ASSIGNMENT:
Scan the records below for lines with the word "heading", then state how many you find and nothing else.

----- MATERIALS PROVIDED -----

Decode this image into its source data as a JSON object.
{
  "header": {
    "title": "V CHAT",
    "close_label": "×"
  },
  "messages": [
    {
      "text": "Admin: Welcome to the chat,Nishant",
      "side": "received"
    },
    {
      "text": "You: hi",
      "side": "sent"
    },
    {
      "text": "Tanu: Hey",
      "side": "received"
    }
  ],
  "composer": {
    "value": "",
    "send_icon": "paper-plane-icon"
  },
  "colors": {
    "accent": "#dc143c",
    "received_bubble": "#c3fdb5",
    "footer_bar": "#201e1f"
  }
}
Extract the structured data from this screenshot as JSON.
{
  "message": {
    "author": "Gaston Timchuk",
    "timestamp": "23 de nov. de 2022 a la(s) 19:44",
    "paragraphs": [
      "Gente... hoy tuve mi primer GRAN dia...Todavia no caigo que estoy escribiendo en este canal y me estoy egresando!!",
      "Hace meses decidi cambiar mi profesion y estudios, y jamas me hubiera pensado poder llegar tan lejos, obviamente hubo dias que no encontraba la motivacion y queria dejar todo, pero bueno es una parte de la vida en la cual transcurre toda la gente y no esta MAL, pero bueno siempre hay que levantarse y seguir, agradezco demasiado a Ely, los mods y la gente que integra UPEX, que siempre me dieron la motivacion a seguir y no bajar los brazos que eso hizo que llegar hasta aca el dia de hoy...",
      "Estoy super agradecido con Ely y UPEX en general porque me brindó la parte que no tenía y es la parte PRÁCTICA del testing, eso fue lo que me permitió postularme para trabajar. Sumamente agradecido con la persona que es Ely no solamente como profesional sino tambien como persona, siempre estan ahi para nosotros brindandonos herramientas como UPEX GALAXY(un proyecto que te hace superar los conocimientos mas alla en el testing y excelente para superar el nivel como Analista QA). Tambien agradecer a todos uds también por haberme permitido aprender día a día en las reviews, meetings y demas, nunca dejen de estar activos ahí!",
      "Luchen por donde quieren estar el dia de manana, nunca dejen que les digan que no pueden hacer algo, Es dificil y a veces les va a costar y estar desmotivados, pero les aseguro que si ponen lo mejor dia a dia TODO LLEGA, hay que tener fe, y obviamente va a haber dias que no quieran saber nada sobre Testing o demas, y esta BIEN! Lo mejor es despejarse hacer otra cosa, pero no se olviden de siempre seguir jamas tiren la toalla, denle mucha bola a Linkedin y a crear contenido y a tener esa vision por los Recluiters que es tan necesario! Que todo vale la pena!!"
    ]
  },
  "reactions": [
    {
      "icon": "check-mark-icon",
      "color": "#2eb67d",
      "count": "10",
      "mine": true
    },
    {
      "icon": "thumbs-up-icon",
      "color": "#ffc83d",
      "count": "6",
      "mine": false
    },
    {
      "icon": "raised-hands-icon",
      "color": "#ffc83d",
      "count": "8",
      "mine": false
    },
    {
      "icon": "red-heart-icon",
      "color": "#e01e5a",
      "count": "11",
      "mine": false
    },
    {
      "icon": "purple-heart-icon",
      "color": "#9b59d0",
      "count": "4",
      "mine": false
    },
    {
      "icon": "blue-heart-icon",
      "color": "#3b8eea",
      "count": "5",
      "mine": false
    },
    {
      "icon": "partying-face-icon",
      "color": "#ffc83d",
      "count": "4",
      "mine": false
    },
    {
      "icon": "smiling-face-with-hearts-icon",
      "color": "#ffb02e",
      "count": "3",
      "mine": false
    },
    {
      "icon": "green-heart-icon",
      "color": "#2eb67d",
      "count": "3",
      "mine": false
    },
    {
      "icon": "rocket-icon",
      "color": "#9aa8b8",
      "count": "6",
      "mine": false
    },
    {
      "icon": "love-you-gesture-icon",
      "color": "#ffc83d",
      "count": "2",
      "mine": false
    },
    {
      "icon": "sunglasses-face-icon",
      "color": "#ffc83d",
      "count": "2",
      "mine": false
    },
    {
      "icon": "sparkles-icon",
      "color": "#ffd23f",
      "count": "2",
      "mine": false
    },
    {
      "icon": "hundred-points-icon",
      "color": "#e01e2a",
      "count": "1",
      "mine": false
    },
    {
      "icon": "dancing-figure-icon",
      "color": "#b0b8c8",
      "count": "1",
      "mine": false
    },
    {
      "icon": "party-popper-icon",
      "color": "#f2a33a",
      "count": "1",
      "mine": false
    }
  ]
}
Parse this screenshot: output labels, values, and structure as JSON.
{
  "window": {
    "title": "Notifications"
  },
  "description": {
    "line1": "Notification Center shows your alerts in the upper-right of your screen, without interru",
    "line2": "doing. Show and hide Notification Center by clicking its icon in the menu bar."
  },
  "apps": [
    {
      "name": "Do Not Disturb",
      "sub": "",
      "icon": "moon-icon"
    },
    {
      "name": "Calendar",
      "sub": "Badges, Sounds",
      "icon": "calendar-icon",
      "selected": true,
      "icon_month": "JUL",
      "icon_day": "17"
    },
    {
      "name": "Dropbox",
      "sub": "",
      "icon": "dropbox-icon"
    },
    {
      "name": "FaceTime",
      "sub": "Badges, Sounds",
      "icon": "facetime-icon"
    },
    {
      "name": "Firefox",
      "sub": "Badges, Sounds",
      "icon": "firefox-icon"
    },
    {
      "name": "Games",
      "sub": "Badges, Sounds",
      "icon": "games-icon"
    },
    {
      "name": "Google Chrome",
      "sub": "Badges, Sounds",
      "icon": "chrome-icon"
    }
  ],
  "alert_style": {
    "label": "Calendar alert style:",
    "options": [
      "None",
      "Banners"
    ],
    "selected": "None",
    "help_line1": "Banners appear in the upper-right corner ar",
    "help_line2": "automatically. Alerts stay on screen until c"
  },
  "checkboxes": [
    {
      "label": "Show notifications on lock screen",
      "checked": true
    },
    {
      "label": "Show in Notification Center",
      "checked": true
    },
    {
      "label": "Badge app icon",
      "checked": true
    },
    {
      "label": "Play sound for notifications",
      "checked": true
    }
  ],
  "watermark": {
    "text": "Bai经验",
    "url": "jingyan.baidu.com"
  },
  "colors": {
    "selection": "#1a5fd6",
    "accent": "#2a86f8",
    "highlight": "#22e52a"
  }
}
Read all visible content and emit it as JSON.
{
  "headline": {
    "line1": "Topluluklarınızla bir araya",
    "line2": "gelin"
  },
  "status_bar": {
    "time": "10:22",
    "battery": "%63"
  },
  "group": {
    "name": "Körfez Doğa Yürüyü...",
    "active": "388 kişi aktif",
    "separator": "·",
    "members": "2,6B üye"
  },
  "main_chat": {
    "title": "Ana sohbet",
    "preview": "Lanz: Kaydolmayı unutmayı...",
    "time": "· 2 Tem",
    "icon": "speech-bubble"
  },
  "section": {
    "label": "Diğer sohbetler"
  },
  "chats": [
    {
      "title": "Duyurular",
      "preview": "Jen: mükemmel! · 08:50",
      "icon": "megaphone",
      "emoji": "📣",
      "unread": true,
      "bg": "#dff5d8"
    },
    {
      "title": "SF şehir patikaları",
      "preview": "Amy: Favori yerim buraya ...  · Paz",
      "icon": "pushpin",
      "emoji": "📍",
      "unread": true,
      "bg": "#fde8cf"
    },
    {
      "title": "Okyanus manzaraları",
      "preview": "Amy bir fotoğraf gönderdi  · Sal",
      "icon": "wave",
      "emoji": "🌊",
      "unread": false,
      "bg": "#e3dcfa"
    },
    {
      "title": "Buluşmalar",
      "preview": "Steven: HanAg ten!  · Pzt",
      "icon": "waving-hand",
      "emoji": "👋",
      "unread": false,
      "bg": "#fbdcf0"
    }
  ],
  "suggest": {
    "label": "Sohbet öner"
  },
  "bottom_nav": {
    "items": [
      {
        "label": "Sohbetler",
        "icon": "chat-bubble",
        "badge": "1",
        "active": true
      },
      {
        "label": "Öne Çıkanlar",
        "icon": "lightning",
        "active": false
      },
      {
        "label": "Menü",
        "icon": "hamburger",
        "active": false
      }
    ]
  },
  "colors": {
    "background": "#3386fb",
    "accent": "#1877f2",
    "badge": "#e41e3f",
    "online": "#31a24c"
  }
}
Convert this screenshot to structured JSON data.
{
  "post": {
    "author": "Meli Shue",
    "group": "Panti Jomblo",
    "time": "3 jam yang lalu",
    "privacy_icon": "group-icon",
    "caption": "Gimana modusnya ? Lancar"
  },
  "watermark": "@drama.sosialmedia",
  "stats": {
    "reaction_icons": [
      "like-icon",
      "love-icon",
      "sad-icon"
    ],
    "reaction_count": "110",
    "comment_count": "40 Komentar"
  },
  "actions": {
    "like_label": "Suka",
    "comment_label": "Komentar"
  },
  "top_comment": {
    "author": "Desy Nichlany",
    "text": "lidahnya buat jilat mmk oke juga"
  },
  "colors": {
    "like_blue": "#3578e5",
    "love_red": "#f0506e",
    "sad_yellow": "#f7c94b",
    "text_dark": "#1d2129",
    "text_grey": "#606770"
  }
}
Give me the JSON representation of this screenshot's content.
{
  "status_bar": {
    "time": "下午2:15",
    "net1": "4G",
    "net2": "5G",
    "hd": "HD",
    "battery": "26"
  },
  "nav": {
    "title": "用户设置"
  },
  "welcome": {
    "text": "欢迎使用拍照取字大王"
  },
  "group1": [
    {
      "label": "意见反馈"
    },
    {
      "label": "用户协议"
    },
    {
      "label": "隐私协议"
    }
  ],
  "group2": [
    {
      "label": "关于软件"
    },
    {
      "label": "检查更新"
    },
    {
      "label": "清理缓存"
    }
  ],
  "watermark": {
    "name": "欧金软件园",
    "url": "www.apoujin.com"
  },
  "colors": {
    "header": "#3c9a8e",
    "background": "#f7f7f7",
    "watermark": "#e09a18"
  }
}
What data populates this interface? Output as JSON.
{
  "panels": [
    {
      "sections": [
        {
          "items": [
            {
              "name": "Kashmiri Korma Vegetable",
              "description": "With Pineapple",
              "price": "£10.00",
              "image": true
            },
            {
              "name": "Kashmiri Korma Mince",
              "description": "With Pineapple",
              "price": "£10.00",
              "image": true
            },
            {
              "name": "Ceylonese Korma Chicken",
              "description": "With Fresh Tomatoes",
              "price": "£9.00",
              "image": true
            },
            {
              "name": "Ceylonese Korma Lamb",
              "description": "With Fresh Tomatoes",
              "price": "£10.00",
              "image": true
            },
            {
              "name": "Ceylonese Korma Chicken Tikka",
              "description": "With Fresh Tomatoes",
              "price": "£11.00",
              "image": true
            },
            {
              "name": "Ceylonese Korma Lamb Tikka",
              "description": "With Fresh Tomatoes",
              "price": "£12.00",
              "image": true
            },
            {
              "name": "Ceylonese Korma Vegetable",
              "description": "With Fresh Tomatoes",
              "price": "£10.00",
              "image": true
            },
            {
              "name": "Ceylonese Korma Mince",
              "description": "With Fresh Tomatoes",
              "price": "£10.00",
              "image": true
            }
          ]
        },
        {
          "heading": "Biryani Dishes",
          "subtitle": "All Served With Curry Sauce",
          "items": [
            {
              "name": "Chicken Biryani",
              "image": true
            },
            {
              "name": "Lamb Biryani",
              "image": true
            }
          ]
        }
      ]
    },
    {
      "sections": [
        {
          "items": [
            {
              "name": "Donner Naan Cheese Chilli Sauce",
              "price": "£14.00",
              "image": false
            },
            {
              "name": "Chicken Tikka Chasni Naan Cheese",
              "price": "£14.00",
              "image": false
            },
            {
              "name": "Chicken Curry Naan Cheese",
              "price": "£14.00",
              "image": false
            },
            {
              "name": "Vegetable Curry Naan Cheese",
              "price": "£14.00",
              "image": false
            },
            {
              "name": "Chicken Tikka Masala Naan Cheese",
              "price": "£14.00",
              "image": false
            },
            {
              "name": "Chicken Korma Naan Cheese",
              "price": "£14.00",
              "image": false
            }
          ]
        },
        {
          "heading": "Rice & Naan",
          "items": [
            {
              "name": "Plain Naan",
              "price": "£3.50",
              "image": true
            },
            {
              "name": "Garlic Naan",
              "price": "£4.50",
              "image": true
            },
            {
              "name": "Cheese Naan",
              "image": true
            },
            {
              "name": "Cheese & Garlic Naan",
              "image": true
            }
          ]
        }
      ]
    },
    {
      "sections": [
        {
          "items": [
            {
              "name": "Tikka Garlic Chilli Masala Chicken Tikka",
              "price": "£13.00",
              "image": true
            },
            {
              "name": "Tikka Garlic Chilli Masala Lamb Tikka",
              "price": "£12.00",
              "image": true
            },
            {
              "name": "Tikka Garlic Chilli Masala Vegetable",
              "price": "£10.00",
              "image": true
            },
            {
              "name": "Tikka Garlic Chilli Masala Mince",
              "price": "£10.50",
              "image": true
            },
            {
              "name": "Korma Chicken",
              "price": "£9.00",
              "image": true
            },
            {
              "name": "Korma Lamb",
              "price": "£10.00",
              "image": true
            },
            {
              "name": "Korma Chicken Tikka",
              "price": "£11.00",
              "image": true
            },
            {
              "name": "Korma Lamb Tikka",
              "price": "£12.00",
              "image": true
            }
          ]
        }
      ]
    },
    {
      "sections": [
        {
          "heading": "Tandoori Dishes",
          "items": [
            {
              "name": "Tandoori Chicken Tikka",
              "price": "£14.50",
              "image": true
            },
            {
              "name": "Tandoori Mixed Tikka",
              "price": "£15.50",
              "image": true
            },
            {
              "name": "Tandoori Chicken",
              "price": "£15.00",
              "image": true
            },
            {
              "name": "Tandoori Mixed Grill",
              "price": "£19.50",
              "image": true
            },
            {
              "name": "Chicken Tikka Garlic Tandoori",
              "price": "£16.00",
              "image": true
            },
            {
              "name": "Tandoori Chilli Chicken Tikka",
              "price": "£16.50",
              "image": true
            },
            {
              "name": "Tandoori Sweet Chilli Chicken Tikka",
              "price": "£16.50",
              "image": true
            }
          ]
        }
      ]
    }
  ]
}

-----

SOLUTION TO THIS PROBLEM:
3